The Indianapolis rap scene and its biggest rap festival have grown hand in hand the past three years. As Chreece, the brainchild of Indianapolis emcee Oreo Jones and Indiana music archive Musical Family Tree, has gained confidence and experience, so too have local artists.
Chreece 3 was the culmination of a year of high expectations. This time last year, Chreece II rocked Fountain Square late into the night. Chreece 3 had high expectations after the tremendous success of Chreece II. To give the people what they deserved, Oreo Jones and company recruited some of the Midwest’s best female artists for the festival on Saturday, August 26th.
The first of them to perform was Indy’s own Allison Victoria at Square Cat Vinyl. The small venue and early hour made for a docile crowd, but Allison was having none of that. To get the blood pumping for her onlookers, she rapped to the beat of their clapping hands. Her talents didn’t end there, as she sang a beautiful chorus on her next song. She was then joined on stage by Kyro the Artist and Charell the Dope.
What they sang and rapped about embodied the goal of Chreece, spreading love, positivity, and acceptance. In these turbulent times, Kyro took things a step further with his lyrics and spoke about racism in America. His performance sent the crowd wild, all appreciative of the words he was unabashed to utter.
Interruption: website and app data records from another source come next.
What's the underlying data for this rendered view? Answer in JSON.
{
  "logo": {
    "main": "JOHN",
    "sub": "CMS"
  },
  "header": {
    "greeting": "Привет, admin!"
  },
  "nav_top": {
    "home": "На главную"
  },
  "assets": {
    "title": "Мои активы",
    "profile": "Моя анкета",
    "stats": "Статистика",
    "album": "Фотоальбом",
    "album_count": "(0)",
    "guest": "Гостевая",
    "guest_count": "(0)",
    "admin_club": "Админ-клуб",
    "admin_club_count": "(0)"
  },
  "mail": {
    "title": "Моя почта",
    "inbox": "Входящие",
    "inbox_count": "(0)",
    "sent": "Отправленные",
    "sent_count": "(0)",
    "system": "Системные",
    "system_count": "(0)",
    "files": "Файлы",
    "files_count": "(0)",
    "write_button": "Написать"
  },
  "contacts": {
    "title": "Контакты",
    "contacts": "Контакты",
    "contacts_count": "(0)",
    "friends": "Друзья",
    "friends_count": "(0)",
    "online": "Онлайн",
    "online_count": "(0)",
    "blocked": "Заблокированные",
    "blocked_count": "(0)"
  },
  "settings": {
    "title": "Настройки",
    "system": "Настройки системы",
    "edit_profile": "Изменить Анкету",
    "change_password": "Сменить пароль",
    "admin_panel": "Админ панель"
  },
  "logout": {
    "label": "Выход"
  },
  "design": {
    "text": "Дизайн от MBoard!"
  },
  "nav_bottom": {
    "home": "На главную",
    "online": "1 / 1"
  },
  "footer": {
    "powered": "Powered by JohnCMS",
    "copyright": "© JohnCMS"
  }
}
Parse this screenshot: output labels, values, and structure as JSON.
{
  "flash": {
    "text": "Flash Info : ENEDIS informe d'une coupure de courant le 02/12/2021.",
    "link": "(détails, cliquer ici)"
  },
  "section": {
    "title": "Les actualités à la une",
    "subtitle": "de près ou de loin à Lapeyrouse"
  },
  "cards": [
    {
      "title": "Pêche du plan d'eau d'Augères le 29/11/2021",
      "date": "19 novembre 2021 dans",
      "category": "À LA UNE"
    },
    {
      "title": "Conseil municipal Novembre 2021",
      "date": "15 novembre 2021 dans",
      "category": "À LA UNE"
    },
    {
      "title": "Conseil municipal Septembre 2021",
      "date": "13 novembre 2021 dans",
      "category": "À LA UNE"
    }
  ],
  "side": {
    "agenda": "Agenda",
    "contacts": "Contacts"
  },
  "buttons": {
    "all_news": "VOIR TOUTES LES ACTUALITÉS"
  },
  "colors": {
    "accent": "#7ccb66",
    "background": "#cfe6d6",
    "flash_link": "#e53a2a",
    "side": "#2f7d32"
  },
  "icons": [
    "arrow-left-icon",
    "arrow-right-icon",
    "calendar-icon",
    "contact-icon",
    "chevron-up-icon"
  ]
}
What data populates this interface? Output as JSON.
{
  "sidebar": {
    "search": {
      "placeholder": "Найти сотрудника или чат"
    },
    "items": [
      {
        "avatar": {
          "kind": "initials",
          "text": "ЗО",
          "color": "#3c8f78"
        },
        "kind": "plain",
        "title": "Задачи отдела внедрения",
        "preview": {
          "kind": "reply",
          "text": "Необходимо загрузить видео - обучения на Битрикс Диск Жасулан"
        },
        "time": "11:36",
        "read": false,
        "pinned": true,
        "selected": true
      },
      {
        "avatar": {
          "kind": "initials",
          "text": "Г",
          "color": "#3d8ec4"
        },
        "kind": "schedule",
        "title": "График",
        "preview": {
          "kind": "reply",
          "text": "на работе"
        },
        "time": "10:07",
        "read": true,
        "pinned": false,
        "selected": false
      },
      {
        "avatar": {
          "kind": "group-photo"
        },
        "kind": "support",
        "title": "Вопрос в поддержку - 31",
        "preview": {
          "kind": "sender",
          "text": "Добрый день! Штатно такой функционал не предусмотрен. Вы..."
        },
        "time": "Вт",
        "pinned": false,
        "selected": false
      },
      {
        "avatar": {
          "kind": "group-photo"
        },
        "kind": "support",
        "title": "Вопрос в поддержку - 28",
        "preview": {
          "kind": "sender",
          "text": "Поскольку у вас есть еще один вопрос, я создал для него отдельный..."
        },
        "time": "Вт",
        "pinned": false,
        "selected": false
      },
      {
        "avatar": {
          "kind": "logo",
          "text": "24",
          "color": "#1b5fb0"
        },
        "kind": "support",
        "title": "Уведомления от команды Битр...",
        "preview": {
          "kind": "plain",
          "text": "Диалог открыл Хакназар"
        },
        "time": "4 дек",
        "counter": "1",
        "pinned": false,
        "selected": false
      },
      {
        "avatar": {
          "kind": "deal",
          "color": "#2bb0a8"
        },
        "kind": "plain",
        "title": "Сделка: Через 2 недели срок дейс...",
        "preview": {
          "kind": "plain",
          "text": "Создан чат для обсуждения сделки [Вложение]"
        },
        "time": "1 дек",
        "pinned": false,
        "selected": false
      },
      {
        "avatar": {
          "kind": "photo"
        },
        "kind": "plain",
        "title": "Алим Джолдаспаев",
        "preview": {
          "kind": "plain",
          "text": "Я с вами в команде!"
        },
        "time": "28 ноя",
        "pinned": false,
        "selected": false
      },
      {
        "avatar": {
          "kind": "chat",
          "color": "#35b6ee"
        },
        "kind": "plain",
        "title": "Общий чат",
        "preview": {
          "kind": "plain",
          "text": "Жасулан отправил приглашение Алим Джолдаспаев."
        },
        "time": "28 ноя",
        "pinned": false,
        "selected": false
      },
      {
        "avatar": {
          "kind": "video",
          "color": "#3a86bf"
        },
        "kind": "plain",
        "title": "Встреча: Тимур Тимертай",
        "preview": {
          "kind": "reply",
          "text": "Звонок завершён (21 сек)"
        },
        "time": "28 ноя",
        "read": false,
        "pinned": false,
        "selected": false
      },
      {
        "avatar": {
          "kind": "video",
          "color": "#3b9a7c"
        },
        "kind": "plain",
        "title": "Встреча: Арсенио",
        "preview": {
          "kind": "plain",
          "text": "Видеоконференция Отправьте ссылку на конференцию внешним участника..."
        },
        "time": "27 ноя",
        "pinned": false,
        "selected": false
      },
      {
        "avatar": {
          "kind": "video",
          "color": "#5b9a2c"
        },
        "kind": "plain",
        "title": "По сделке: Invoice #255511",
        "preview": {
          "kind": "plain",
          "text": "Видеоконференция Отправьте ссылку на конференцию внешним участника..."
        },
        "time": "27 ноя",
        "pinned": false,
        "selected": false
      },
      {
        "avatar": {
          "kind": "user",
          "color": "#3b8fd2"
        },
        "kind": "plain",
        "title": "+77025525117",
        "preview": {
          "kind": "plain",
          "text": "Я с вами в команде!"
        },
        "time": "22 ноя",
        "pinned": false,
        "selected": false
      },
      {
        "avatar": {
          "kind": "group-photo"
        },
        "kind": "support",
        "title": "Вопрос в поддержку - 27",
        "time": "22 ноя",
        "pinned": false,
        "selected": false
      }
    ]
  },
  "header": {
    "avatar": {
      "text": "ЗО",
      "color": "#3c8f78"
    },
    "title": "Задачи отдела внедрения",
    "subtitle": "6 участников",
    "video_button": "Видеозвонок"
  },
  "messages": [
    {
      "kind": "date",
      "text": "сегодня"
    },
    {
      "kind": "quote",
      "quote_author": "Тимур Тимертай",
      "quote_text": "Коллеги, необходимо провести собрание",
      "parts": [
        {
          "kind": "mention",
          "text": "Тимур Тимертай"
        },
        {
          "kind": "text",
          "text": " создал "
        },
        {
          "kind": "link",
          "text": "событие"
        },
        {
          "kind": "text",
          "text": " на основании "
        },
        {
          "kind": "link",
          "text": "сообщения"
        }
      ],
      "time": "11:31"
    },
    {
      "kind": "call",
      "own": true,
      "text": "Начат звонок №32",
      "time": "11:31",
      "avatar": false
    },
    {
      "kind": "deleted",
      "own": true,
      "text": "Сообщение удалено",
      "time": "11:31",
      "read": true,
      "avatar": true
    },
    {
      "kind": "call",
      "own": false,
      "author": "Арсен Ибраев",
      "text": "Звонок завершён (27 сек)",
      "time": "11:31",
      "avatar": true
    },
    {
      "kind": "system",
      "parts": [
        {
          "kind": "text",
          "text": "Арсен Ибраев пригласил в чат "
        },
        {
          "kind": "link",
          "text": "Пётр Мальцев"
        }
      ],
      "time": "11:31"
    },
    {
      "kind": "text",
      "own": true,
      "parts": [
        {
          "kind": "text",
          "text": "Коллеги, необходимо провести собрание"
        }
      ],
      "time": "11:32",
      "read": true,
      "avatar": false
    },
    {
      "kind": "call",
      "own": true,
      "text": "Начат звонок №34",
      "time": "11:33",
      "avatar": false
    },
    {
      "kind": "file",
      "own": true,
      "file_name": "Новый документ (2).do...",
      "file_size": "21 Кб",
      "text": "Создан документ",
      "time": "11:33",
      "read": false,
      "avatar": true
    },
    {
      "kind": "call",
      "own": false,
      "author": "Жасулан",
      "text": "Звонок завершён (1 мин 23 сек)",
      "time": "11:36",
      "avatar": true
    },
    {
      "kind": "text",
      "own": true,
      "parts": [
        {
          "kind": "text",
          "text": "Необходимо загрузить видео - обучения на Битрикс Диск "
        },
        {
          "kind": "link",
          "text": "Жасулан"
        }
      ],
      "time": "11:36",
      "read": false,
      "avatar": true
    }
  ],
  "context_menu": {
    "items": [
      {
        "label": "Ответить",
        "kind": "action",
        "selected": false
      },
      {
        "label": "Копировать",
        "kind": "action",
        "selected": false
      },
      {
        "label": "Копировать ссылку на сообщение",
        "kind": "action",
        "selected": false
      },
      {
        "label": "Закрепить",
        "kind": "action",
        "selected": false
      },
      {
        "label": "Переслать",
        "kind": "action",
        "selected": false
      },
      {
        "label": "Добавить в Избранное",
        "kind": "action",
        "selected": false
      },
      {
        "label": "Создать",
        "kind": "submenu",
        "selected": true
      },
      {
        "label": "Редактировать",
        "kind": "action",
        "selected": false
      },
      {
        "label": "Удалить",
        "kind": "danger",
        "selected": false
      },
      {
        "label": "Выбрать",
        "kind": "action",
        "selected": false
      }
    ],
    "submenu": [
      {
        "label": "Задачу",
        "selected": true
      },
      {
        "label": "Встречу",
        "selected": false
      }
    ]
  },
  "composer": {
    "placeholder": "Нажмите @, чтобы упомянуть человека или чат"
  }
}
“He has an album out right now that I push like it’s my own. That’s how powerful it is,” Allison said of Kyro the Artist’s talents. “When I first heard his project, I knew I had to be a part of it. We all believe in the same thing, the same messages, using your platform for power.”
The powerful messages did not stop when Allison Victoria and the trio left the stage. Next up was another Indianapolis rapper, Rhetoryk. Much like those that performed before him, Rhetoryk seemed to say the perfect thing every verse. He told a love story with his track “Guardian Angel.” That song was followed by a hard-hitting song from the perspective of his drug-addict father.
“I’m trying to tell my story as best as I can to relate to other people,” Rhetoryk said of who he aims his lyrics towards. “Growing up I listened to artists like NAS, Eminem and Tupac. They got really vulnerable with their music and would tell stories that I could relate to. It was one of the ways I really felt like I had an outlet and escape in my life. I want to give that to somebody.”
Rhetoryk was followed up by the Knot Bros. Their name is much less complex than their music style. With the incorporation of an electric guitar, drums, autotune, and everything in between, the Knot Bros had a sound that was unquestionably theirs.
Next was Sonny Paradise, and Sonny took the Square Cat Vinyl way back, back to the nineties. His sound was reminiscent of Rhetoryk’s influences. With live drums, piano, saxophone, and trumpet, the vibe they created was soothing.
“I’m 38,” Sonny said about his chill music. “I make contemporary hip hop, not so much in your face. The content has to be on the level that I grew up with.”
Sonny and those playing instruments with him only rehearsed once before their performance Saturday. Their performance was spotless, it seemed as though they had been playing together forever. Their professionalism and talent made for a relaxing 20 minutes of reminiscence.
That was until Double A took the mic. The young Indy rapper took the chill vibe and heated it up. The small vinyl store was the loudest it had been that day. Double A had an obvious following as many of the fans yelled the lyrics with him as he went. He was adamant about getting the crowd involved, encouraging them to dance, sing, and get wild with him. And they were not afraid to take him up on his offer. While things got hype, it was all in good fun. Double A was quick to shake a fans hand and thank them for listening, continuing the tradition of artist and fan love at Chreece.
Indianapolis rapper Scotty Apex was up next at the Hoosier Dome. He’s been with Chreece since the beginning, performing at all three events. He delivered something for everyone in his 20-minute performance. Though he is known for his chill music, he encouraged the crowd to bounce with him. His upbeat songs got the crowd riled up and they jumped and showed their love. After starting off hot, Scotty slowed it back down with his melodic tunes. These songs are what he feels he does best.
“I put real emotion in my shit man,” Scotty said. “Every time I suffer, my escape is my music. It’s real, raw emotion that I put into it. If it relates to somebody and I have a story that somebody can relate to, that’s what I want them to connect to and not feel as alone through their journey.”
Chreece again did what it set out to do three years ago. They staged an event for the community to grow and love together. For artists and fans alike, it was nothing but smiles. With Oreo Jones stepping down from his leadership role in the event, Chreece fans hope that Sirius Blvck and J. Brookins can keep the festival alive and well. After the success of Chreece 3, there’s no reason Indianapolis wouldn’t accept more with open arms.